◆ **How to complete this task**
Among the lines below, how many have the word "time"? The reply is that number alone.

####################

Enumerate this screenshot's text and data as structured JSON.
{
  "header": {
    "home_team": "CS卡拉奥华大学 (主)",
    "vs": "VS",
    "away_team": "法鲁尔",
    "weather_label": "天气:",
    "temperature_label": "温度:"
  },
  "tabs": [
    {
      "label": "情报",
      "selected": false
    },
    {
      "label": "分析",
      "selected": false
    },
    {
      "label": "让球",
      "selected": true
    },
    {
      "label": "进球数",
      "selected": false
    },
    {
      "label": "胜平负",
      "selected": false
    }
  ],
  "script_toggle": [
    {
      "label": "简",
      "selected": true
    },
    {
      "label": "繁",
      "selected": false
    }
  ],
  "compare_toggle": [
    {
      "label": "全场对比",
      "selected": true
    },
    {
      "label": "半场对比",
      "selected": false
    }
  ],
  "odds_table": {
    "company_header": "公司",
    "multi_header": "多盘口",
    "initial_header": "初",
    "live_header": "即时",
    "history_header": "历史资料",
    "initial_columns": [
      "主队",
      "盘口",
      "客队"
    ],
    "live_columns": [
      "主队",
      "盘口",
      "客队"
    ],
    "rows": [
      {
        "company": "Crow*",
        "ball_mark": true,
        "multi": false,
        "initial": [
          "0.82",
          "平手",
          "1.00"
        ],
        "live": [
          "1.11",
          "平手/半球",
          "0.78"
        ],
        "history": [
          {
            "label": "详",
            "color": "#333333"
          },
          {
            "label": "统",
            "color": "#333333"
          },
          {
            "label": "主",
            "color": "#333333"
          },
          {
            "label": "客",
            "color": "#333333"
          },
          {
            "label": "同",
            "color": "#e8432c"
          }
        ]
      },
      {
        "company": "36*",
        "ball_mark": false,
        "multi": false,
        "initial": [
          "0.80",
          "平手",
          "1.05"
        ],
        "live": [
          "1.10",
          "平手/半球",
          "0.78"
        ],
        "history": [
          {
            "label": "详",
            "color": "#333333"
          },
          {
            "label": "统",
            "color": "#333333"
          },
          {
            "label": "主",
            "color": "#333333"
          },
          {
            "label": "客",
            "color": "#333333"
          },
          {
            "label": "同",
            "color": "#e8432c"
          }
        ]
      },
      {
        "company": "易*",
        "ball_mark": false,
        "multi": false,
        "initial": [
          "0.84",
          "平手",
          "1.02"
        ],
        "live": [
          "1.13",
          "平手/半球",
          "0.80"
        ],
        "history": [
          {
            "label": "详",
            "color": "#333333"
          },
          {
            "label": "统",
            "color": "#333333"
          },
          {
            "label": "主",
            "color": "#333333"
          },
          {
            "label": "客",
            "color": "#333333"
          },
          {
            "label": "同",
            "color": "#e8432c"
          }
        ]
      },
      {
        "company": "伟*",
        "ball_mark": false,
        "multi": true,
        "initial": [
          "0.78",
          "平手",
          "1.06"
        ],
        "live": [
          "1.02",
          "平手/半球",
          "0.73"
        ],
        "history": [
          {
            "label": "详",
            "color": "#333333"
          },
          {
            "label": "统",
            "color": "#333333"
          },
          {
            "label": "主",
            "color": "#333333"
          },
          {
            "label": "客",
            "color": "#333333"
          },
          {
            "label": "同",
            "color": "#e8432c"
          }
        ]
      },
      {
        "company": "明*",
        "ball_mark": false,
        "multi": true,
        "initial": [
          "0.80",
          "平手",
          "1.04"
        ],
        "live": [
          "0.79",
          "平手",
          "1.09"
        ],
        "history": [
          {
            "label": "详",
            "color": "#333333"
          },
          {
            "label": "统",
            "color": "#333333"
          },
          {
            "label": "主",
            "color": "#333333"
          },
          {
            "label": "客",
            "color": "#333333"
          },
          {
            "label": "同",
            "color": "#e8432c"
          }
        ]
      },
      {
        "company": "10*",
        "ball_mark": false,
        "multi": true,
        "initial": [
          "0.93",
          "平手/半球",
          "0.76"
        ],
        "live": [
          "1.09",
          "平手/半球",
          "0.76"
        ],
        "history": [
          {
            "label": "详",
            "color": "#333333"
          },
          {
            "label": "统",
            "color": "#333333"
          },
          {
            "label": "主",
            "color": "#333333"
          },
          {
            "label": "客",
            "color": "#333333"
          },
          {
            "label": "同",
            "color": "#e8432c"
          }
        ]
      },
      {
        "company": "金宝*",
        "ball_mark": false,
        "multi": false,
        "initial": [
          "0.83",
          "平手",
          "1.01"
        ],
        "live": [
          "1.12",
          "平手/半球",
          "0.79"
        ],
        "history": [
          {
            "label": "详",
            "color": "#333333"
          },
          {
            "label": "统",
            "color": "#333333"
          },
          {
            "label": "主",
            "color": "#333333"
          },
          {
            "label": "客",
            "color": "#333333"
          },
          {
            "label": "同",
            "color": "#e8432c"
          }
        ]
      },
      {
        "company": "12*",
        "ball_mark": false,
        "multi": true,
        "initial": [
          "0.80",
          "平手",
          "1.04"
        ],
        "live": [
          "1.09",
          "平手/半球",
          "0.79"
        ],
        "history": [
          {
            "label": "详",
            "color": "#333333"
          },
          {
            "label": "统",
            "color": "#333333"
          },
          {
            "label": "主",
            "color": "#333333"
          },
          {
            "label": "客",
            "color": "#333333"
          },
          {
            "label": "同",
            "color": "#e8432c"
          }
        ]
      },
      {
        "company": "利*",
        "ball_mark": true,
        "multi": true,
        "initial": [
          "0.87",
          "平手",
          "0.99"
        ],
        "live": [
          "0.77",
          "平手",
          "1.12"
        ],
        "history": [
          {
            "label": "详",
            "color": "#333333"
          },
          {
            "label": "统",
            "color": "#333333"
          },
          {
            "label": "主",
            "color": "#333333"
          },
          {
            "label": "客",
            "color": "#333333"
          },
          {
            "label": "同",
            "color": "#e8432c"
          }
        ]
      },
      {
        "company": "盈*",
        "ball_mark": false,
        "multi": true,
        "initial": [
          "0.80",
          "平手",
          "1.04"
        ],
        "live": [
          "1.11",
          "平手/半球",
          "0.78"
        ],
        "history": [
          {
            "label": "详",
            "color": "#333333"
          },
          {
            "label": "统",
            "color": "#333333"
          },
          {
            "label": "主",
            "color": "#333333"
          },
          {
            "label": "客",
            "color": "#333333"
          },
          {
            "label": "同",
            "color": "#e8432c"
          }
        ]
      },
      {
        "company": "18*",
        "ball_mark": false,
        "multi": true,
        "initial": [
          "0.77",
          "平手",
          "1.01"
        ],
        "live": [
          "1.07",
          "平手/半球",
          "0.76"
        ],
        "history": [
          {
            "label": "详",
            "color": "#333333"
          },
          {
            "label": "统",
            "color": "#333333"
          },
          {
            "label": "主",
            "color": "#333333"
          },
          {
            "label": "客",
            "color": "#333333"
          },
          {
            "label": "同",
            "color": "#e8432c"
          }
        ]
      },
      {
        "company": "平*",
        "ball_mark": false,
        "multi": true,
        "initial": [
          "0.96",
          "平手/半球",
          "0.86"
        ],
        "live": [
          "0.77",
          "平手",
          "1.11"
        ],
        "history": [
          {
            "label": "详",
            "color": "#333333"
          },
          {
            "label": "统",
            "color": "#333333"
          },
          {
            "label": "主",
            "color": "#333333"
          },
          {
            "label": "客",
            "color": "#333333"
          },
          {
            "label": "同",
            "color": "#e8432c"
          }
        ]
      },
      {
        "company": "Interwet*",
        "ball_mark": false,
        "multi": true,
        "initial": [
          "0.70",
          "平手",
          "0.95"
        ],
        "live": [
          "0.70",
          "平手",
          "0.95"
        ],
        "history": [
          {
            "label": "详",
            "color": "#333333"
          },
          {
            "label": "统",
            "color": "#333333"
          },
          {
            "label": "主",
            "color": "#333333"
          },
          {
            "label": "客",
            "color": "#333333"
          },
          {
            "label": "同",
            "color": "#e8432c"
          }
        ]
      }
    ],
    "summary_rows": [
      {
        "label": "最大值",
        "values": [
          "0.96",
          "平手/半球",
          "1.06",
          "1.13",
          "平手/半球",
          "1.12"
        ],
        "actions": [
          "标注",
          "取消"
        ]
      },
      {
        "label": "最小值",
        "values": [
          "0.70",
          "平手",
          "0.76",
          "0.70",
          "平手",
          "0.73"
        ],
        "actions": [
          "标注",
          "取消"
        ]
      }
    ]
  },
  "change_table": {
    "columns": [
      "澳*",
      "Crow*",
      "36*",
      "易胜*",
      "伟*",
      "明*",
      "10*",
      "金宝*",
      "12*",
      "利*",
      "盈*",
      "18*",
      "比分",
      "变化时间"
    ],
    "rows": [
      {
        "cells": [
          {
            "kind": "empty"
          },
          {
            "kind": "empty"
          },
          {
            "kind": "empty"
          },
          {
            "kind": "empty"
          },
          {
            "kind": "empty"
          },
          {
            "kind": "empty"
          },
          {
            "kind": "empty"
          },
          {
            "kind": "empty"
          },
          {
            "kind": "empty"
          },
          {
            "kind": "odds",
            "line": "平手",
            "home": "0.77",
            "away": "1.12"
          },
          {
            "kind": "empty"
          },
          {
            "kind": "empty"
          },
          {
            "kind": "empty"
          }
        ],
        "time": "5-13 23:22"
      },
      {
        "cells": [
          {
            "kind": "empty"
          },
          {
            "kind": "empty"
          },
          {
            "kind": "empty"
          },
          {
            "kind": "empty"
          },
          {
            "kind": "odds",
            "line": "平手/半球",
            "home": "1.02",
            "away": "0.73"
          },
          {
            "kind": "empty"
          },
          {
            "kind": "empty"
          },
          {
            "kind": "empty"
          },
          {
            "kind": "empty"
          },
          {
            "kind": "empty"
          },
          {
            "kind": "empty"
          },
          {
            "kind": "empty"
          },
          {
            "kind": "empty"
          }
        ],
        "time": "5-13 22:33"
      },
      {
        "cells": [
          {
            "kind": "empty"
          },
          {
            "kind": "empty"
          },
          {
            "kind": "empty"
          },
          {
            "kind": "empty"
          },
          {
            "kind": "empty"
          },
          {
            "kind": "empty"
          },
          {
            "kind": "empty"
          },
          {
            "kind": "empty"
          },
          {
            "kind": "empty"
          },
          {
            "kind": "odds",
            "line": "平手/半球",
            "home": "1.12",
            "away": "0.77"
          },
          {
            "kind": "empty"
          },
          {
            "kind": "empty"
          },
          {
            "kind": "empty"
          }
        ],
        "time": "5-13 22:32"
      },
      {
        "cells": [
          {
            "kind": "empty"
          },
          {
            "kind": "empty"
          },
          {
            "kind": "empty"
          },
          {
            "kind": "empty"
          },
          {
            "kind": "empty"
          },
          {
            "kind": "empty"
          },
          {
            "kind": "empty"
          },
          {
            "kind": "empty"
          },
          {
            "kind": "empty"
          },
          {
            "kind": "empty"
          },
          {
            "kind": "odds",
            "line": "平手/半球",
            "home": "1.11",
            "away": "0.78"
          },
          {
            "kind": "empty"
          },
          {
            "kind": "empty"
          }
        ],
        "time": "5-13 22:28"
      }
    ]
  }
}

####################

◆ **Answer to the exercise**
4